Data records for software interfaces:
※
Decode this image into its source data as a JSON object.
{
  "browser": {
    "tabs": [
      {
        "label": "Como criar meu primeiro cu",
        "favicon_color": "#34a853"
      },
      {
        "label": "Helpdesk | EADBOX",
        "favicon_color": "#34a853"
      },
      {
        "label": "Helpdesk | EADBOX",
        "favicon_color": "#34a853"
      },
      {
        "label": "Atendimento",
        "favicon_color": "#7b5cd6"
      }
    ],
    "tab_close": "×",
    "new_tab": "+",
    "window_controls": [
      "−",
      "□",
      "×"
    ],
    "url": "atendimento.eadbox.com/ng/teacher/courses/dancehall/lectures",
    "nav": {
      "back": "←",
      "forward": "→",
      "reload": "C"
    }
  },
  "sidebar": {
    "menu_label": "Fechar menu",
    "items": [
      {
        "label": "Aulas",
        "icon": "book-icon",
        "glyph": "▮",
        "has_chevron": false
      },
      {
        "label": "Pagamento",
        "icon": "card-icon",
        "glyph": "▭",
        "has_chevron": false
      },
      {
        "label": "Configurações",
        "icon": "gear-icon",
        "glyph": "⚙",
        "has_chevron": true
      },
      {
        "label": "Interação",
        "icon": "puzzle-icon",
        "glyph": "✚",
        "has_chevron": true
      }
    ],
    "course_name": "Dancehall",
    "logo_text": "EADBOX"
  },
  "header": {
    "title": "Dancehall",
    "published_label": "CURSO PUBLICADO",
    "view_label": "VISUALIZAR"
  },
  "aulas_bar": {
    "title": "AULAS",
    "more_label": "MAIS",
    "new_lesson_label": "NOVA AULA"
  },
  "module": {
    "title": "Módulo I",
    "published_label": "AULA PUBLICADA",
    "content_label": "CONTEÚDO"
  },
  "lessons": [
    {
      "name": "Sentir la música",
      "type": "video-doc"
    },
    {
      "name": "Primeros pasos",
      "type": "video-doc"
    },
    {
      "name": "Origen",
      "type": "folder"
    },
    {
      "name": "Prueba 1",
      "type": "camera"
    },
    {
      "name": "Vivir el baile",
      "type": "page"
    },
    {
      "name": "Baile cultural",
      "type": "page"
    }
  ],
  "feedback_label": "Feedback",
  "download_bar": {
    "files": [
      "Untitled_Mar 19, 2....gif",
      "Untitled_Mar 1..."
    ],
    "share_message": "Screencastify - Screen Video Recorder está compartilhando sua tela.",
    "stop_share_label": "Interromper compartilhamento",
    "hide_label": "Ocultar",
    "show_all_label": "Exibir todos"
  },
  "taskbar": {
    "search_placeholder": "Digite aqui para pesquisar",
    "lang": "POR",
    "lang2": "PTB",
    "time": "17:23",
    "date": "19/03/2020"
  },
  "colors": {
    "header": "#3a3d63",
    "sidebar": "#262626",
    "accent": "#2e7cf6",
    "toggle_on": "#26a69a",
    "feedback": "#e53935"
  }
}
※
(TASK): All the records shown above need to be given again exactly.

(EXERCISE RESPONSE):
Decode this image into its source data as a JSON object.
{
  "browser": {
    "tabs": [
      {
        "label": "Como criar meu primeiro cu",
        "favicon_color": "#34a853"
      },
      {
        "label": "Helpdesk | EADBOX",
        "favicon_color": "#34a853"
      },
      {
        "label": "Helpdesk | EADBOX",
        "favicon_color": "#34a853"
      },
      {
        "label": "Atendimento",
        "favicon_color": "#7b5cd6"
      }
    ],
    "tab_close": "×",
    "new_tab": "+",
    "window_controls": [
      "−",
      "□",
      "×"
    ],
    "url": "atendimento.eadbox.com/ng/teacher/courses/dancehall/lectures",
    "nav": {
      "back": "←",
      "forward": "→",
      "reload": "C"
    }
  },
  "sidebar": {
    "menu_label": "Fechar menu",
    "items": [
      {
        "label": "Aulas",
        "icon": "book-icon",
        "glyph": "▮",
        "has_chevron": false
      },
      {
        "label": "Pagamento",
        "icon": "card-icon",
        "glyph": "▭",
        "has_chevron": false
      },
      {
        "label": "Configurações",
        "icon": "gear-icon",
        "glyph": "⚙",
        "has_chevron": true
      },
      {
        "label": "Interação",
        "icon": "puzzle-icon",
        "glyph": "✚",
        "has_chevron": true
      }
    ],
    "course_name": "Dancehall",
    "logo_text": "EADBOX"
  },
  "header": {
    "title": "Dancehall",
    "published_label": "CURSO PUBLICADO",
    "view_label": "VISUALIZAR"
  },
  "aulas_bar": {
    "title": "AULAS",
    "more_label": "MAIS",
    "new_lesson_label": "NOVA AULA"
  },
  "module": {
    "title": "Módulo I",
    "published_label": "AULA PUBLICADA",
    "content_label": "CONTEÚDO"
  },
  "lessons": [
    {
      "name": "Sentir la música",
      "type": "video-doc"
    },
    {
      "name": "Primeros pasos",
      "type": "video-doc"
    },
    {
      "name": "Origen",
      "type": "folder"
    },
    {
      "name": "Prueba 1",
      "type": "camera"
    },
    {
      "name": "Vivir el baile",
      "type": "page"
    },
    {
      "name": "Baile cultural",
      "type": "page"
    }
  ],
  "feedback_label": "Feedback",
  "download_bar": {
    "files": [
      "Untitled_Mar 19, 2....gif",
      "Untitled_Mar 1..."
    ],
    "share_message": "Screencastify - Screen Video Recorder está compartilhando sua tela.",
    "stop_share_label": "Interromper compartilhamento",
    "hide_label": "Ocultar",
    "show_all_label": "Exibir todos"
  },
  "taskbar": {
    "search_placeholder": "Digite aqui para pesquisar",
    "lang": "POR",
    "lang2": "PTB",
    "time": "17:23",
    "date": "19/03/2020"
  },
  "colors": {
    "header": "#3a3d63",
    "sidebar": "#262626",
    "accent": "#2e7cf6",
    "toggle_on": "#26a69a",
    "feedback": "#e53935"
  }
}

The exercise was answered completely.